Some species are best grown in containers, others will take to containers well. Helleborus lividus and H. vesicarius are most conveniently grown in large pots; they can then be brought into the necessary frost protection in autumn and moved outside again in spring. Helleborus x ballardiae. H. x ericsmithi and Helleborus x sternii also make excellent plants for pots. Helleborus hybridus and other species are less successful as they produce very extensive root growth and are also susceptible to rotting if water collects in the crown after watering.
These plants not only look best in terracotta pots, but by allowing moisture to evaporate through the sides terracotta helps prevent waterlogging. Drainage is crucial: crock the pots well and use a well-drained but rich compost such as John Innes Number Three with the addition of 25% grit, by volume. Top with 1/2in/12mm of grit after potting.

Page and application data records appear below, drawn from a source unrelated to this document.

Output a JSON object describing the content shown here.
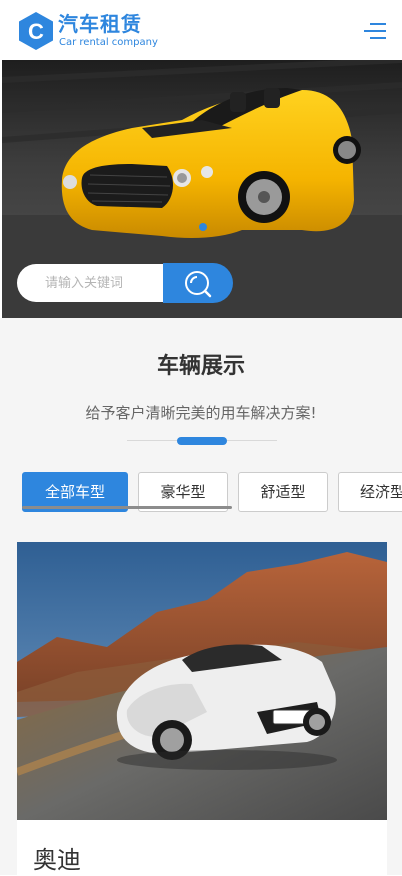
{
  "header": {
    "brand_cn": "汽车租赁",
    "brand_en": "Car rental company",
    "logo_letter": "C",
    "accent_color": "#2e86de",
    "menu_icon": "hamburger-menu-icon"
  },
  "banner": {
    "image": "yellow-roadster-photo",
    "active_slide": 1,
    "slide_count": 1
  },
  "search": {
    "placeholder": "请输入关键词",
    "button_icon": "search-icon"
  },
  "showcase": {
    "title": "车辆展示",
    "subtitle": "给予客户清晰完美的用车解决方案!",
    "tabs": [
      {
        "label": "全部车型",
        "active": true
      },
      {
        "label": "豪华型",
        "active": false
      },
      {
        "label": "舒适型",
        "active": false
      },
      {
        "label": "经济型",
        "active": false
      }
    ]
  },
  "cars": [
    {
      "name": "奥迪",
      "image": "white-audi-r8-photo"
    }
  ]
}
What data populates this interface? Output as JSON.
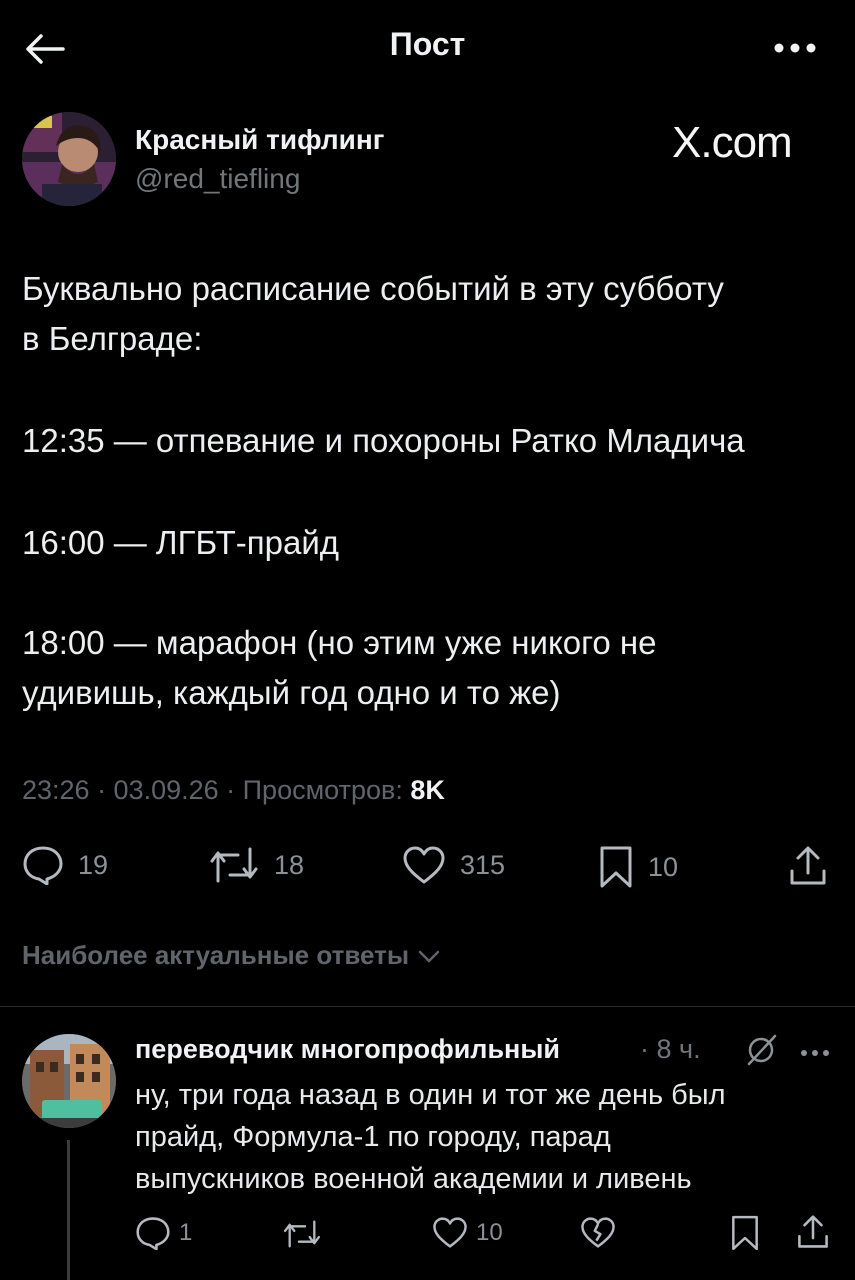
{
  "header": {
    "title": "Пост"
  },
  "post": {
    "author_name": "Красный тифлинг",
    "author_handle": "@red_tiefling",
    "watermark": "X.com",
    "lines": [
      "Буквально расписание событий в эту субботу",
      "в Белграде:",
      "12:35 — отпевание и похороны Ратко Младича",
      "16:00 — ЛГБТ-прайд",
      "18:00 — марафон (но этим уже никого не",
      "удивишь, каждый год одно и то же)"
    ],
    "meta_time": "23:26 · 03.09.26 · Просмотров: ",
    "meta_views": "8K",
    "actions": {
      "replies": "19",
      "reposts": "18",
      "likes": "315",
      "bookmarks": "10"
    }
  },
  "replies_section": {
    "label": "Наиболее актуальные ответы"
  },
  "reply": {
    "author_name": "переводчик многопрофильный",
    "time": "· 8 ч.",
    "lines": [
      "ну, три года назад в один и тот же день был",
      "прайд, Формула-1 по городу, парад",
      "выпускников военной академии и ливень"
    ],
    "actions": {
      "replies": "1",
      "likes": "10"
    }
  },
  "colors": {
    "background": "#000000",
    "text": "#e7e9ea",
    "muted": "#71767b"
  }
}
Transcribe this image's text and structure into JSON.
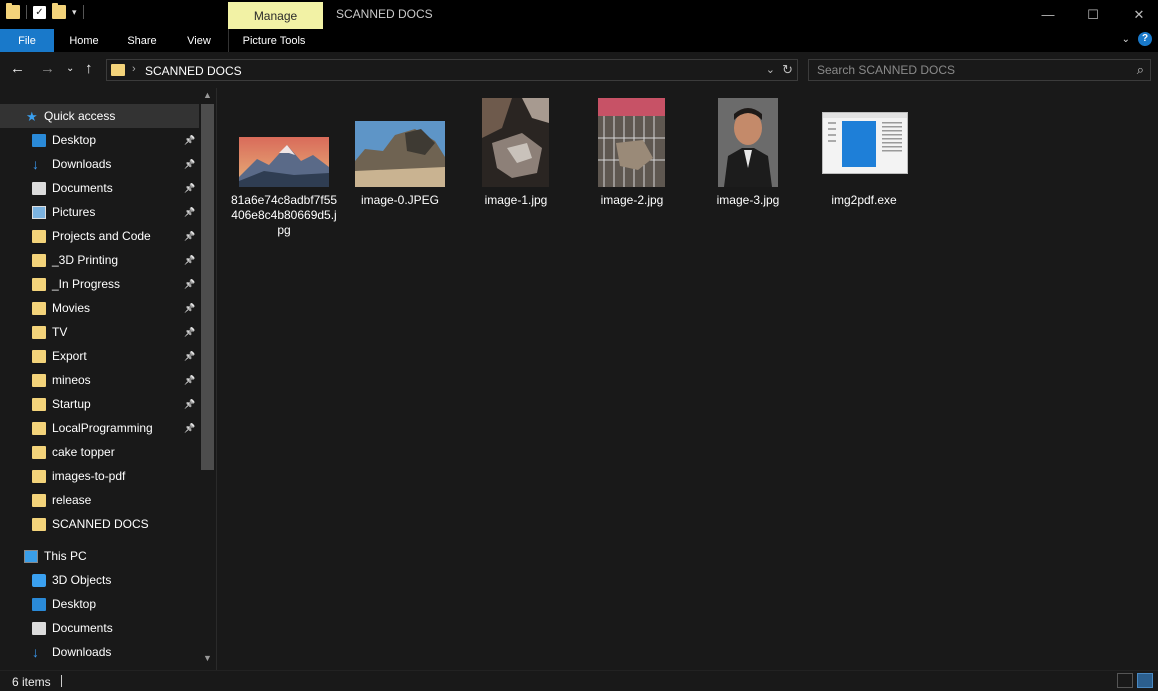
{
  "titlebar": {
    "manage_tab": "Manage",
    "window_title": "SCANNED DOCS",
    "minimize": "—",
    "maximize": "☐",
    "close": "✕"
  },
  "ribbon": {
    "file": "File",
    "home": "Home",
    "share": "Share",
    "view": "View",
    "picture_tools": "Picture Tools"
  },
  "address": {
    "current": "SCANNED DOCS"
  },
  "search": {
    "placeholder": "Search SCANNED DOCS"
  },
  "nav": {
    "quick_access": "Quick access",
    "items": [
      {
        "label": "Desktop",
        "icon": "desktop-icon"
      },
      {
        "label": "Downloads",
        "icon": "downloads-icon"
      },
      {
        "label": "Documents",
        "icon": "documents-icon"
      },
      {
        "label": "Pictures",
        "icon": "pictures-icon"
      },
      {
        "label": "Projects and Code",
        "icon": "folder-icon"
      },
      {
        "label": "_3D Printing",
        "icon": "folder-icon"
      },
      {
        "label": "_In Progress",
        "icon": "folder-icon"
      },
      {
        "label": "Movies",
        "icon": "folder-icon"
      },
      {
        "label": "TV",
        "icon": "folder-icon"
      },
      {
        "label": "Export",
        "icon": "folder-icon"
      },
      {
        "label": "mineos",
        "icon": "folder-icon"
      },
      {
        "label": "Startup",
        "icon": "folder-icon"
      },
      {
        "label": "LocalProgramming",
        "icon": "folder-icon"
      },
      {
        "label": "cake topper",
        "icon": "folder-icon"
      },
      {
        "label": "images-to-pdf",
        "icon": "folder-icon"
      },
      {
        "label": "release",
        "icon": "folder-icon"
      },
      {
        "label": "SCANNED DOCS",
        "icon": "folder-icon"
      }
    ],
    "this_pc": "This PC",
    "pc_items": [
      {
        "label": "3D Objects",
        "icon": "3d-objects-icon"
      },
      {
        "label": "Desktop",
        "icon": "desktop-icon"
      },
      {
        "label": "Documents",
        "icon": "documents-icon"
      },
      {
        "label": "Downloads",
        "icon": "downloads-icon"
      }
    ]
  },
  "files": [
    {
      "name": "81a6e74c8adbf7f55406e8c4b80669d5.jpg",
      "type": "image"
    },
    {
      "name": "image-0.JPEG",
      "type": "image"
    },
    {
      "name": "image-1.jpg",
      "type": "image"
    },
    {
      "name": "image-2.jpg",
      "type": "image"
    },
    {
      "name": "image-3.jpg",
      "type": "image"
    },
    {
      "name": "img2pdf.exe",
      "type": "application"
    }
  ],
  "status": {
    "item_count": "6 items"
  },
  "colors": {
    "accent": "#1979ca",
    "manage_tab": "#f2f2a5",
    "folder": "#f3d37a",
    "background": "#191919"
  }
}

Water attentively during the growing season and feed regularly with any balanced liquid feed. Every year or two, remove the plant from its pot, scrape off some of the compost and replace with fresh; after a few years in the same pot move the plant to a larger size.

Words ©Graham Rice or © Graham Rice/Elizabeth Strangman 1993-2001. Pictures ©Graham Rice/ unless stated. All Rights Reserved.